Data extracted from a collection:
- - - - -

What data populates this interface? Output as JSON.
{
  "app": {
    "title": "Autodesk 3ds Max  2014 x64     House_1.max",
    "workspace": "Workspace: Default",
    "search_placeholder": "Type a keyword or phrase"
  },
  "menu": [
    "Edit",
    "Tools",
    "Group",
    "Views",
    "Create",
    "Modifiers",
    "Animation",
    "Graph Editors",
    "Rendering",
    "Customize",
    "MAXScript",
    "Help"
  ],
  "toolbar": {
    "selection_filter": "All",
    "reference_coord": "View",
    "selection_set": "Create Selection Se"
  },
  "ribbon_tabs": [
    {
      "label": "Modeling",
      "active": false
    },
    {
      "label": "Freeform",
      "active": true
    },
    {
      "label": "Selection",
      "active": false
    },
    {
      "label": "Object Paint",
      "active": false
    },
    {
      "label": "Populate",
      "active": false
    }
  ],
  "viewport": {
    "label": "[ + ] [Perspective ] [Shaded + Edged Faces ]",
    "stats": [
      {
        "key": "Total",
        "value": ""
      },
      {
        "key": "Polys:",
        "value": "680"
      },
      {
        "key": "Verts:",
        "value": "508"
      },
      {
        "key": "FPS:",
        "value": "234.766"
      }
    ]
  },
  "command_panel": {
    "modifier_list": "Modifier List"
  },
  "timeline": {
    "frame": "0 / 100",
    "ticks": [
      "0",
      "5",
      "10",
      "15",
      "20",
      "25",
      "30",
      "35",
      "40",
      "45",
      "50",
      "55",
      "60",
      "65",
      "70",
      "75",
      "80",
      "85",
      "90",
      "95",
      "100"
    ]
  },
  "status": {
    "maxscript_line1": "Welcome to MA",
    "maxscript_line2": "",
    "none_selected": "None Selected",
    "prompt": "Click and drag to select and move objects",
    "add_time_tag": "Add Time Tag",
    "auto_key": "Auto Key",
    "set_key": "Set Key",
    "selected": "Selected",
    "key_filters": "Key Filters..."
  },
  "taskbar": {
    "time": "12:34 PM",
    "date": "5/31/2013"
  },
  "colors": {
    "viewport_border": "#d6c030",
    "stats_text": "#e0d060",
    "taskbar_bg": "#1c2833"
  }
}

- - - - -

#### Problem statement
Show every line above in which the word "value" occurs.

#### Answer to this exercise
        "value": ""
        "value": "680"
        "value": "508"
        "value": "234.766"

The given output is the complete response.